Exercise goal | Write the entries below out again in full. Match every character.

Available data |
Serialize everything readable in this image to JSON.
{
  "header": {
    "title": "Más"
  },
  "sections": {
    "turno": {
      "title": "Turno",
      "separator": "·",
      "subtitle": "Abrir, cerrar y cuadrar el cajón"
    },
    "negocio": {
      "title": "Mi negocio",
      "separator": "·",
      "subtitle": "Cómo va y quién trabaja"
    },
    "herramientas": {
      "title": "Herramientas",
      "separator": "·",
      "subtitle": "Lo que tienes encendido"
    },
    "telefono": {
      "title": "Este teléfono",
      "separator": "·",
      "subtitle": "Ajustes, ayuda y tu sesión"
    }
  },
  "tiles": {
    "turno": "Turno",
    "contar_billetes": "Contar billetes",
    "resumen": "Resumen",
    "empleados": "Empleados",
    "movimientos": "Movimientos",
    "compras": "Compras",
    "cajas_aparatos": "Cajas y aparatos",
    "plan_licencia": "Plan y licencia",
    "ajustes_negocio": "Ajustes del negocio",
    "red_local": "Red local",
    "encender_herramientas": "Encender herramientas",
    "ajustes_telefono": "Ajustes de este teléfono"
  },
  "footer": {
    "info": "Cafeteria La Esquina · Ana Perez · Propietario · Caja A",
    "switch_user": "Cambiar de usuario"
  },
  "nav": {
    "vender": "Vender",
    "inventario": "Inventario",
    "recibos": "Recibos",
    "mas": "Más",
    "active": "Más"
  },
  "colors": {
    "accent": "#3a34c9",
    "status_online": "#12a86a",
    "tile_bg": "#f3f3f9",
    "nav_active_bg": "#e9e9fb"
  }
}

Response |
Serialize everything readable in this image to JSON.
{
  "header": {
    "title": "Más"
  },
  "sections": {
    "turno": {
      "title": "Turno",
      "separator": "·",
      "subtitle": "Abrir, cerrar y cuadrar el cajón"
    },
    "negocio": {
      "title": "Mi negocio",
      "separator": "·",
      "subtitle": "Cómo va y quién trabaja"
    },
    "herramientas": {
      "title": "Herramientas",
      "separator": "·",
      "subtitle": "Lo que tienes encendido"
    },
    "telefono": {
      "title": "Este teléfono",
      "separator": "·",
      "subtitle": "Ajustes, ayuda y tu sesión"
    }
  },
  "tiles": {
    "turno": "Turno",
    "contar_billetes": "Contar billetes",
    "resumen": "Resumen",
    "empleados": "Empleados",
    "movimientos": "Movimientos",
    "compras": "Compras",
    "cajas_aparatos": "Cajas y aparatos",
    "plan_licencia": "Plan y licencia",
    "ajustes_negocio": "Ajustes del negocio",
    "red_local": "Red local",
    "encender_herramientas": "Encender herramientas",
    "ajustes_telefono": "Ajustes de este teléfono"
  },
  "footer": {
    "info": "Cafeteria La Esquina · Ana Perez · Propietario · Caja A",
    "switch_user": "Cambiar de usuario"
  },
  "nav": {
    "vender": "Vender",
    "inventario": "Inventario",
    "recibos": "Recibos",
    "mas": "Más",
    "active": "Más"
  },
  "colors": {
    "accent": "#3a34c9",
    "status_online": "#12a86a",
    "tile_bg": "#f3f3f9",
    "nav_active_bg": "#e9e9fb"
  }
}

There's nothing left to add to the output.